Have you received any honors or awards (from UIndy or from outside organizations)? If so, please tell us about them!

I have received the runner-up for the Dorlis Gott Armentrout Prize (Etchings Press), First Place Ferlini Nonfiction Essay Prize (English dept. awards), First Place Literary Essay Prize (UIndy English Dept. awards), and the SPJ Best in Journalism Award for Student Editorial Writing.

Are there any faculty or staff members who have significantly impacted your time at UIndy? If so, who are they and how did they influence you?

Rebecca McKanna has been a source of advice and inspiration for me. She has pushed me to become a better writer and editor. I admire her as an educator, writer, and person. 

Jeanne Criswell is an important part of The Reflector team who is retiring after this year. Without her, the paper wouldn’t be what it is today. She believes in her students and trusts them. I’m very thankful to have had many years with her before her retirement.

Liz Whiteacre is an extremely kind and encouraging person. She has sent many opportunities my way and is always a willing reference. Her enthusiasm for poetry and knowledge of the craft has greatly influenced my work.

How have UIndy’s resources helped you to succeed and pursue new opportunities?

The English Department faculty has been my best resource. My professors have always been supportive of my writing both inside and outside the classroom, sending opportunities my way and being enthusiastic references.

During your time at UIndy, did you have the opportunity to complete an internship or earn part-/full-time employment with an organization in your field? If so, what was it and how did it help you professionally?

I interned as a grant writer at The Children’s Museum in the summer of 2023. I got to write parts of grant proposals to large foundations for funding museum exhibits. Working with the team there gave me a passion for grant writing and making a difference in my community. It was an extremely fun and positive environment where I learned what I value in a job: enthusiasm, direction, and creativity. 

What are your plans after graduation?

I’m hoping to find a job here in Indianapolis and continue working on my creative writing. In a few years, I’d like to attend an MFA program.

What is one of your favorite memories from your time at UIndy? 

I’m really going to miss production Fridays on the newspaper, even though I’ve definitely complained about them. While the work can be tiring, I really enjoy spending that time with the other staff members. 

What advice would you give to incoming students?

Be open to trying new things and taking classes you usually wouldn’t. Use your spring term to learn about something outside of your major.
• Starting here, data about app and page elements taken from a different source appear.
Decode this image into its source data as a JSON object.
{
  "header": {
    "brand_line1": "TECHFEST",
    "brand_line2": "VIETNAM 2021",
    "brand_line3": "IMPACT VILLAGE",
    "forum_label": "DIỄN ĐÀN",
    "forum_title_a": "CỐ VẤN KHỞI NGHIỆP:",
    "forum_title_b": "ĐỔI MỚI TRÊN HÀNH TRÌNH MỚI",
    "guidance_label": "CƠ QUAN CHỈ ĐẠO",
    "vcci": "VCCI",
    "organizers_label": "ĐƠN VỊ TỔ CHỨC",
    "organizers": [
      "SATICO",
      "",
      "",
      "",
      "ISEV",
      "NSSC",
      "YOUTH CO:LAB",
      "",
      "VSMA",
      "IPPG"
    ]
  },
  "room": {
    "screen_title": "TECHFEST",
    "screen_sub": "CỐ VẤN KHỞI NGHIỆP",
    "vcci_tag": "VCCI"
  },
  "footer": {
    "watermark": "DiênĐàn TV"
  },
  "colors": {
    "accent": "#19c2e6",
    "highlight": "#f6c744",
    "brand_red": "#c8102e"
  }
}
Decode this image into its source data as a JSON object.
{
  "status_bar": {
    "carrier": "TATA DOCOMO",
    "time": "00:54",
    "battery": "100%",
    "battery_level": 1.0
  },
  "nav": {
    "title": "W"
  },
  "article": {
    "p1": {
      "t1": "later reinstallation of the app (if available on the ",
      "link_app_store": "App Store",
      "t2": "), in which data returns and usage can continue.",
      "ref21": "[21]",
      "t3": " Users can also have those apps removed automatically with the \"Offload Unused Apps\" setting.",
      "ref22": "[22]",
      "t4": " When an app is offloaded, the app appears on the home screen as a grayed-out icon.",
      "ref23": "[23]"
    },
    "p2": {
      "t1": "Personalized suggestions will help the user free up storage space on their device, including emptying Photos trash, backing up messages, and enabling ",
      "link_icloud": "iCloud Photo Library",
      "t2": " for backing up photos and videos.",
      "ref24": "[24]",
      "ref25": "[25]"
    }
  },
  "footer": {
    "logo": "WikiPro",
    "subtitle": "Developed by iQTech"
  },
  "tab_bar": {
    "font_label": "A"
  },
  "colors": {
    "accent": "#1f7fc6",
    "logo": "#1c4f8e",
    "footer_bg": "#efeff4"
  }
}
You’re paying for an education, take advantage of the opportunities that come with it.